Can Fam Physician 2012;58:e203-9. Available from: www.cfp.ca/content/ cfp/58/4/e203.full.pdf. Accessed 2017 Aug 28.
13. Cooper H, Braye S, Geyer R. Complexity and interprofessional education.
Learn Health Soc Care 2004;3(4):179-89.
14. Hutchinson L. Evaluating and researching the effectiveness of educational interventions. BMJ 1999;318(7193):1267-9.
15. Shidhaye R, Shrivastava S, Murhar V, Samudre S, Ahuja S, Ramaswamy R, et al. Development and piloting of a plan for integrating mental health in primary care in Sehore district, Madhya Pradesh, India. Br J Psychiatry
2016;208(Suppl 56):s13-20. Epub 2015 Oct 7.
16. Dahrouge S, Muldoon L, Ward N, Hogg W, Russell G, Taylor-Sussex R. Roles of nurse practitioners and family physicians in community health centres.
Can Fam Physician 2014;60:1020-7.
17. Glazier RH, Zagorski BM, Rayner J. Comparison of primary care models in Ontario by demographics, case mix and emergency department use, 2008/09 to 2009/10. Toronto, ON: Institute for Clinical Evaluative Sciences; 2012. 18. Khenti A, Sapag JC, Mohamoud S, Ravindran A, editors.
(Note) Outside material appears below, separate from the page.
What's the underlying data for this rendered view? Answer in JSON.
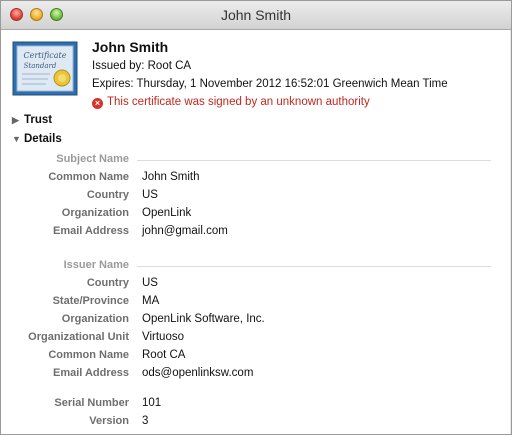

Collaborative
men-tal health: an advanced manual for primary care professionals. Toronto, ON: Centre for Addiction and Mental Health; 2012.
Mental health and addictions capacity building
20. Curran V, Sargeant J, Hollett A. Evaluation of an interprofessional continu-ing professional development initiative in primary health care. J Contin Educ Health Prof 2007;27(4):241-52.
21. Frye AW, Hemmer PA. Program evaluation models and related theories: AMEE guide no. 67. Med Teach 2012;34(5):e288-99.
22. Attride-Stirling J. Thematic networks: an analytic tool for qualitative research. Qual Res 2001;1(3):385-405.
23. Creswell JW, Plano Clark VL. Designing and conducting mixed methods research. 2nd ed. Thousand Oaks, CA: Sage Publications; 2011.
24. Yarbrough DB, Shulha LM, Hopson RK, Caruthers FA. The program evalua-tion standards. A guide for evaluators and evaluaevalua-tion users. 3rd ed. Thousand Oaks, CA: Sage Publications; 2011.
25. Corrigan PW, Mittal D, Reaves CM, Haynes TF, Han X, Morris S, et al. Mental health stigma and primary health care decisions. Psychiatry Res 2014;218(1-2): 35-8. Epub 2014 Apr 18.
26. Proctor E, Silmere H, Raghavan R, Hovmand P, Aarons G, Bunger A, et al. Outcomes for implementation research: conceptual distinctions, measurement challenges, and research agenda. Adm Policy Ment Health 2011;38(2):65-76. 27. Doll WE Jr, Trueit D. Complexity and the health care professions. J Eval Clin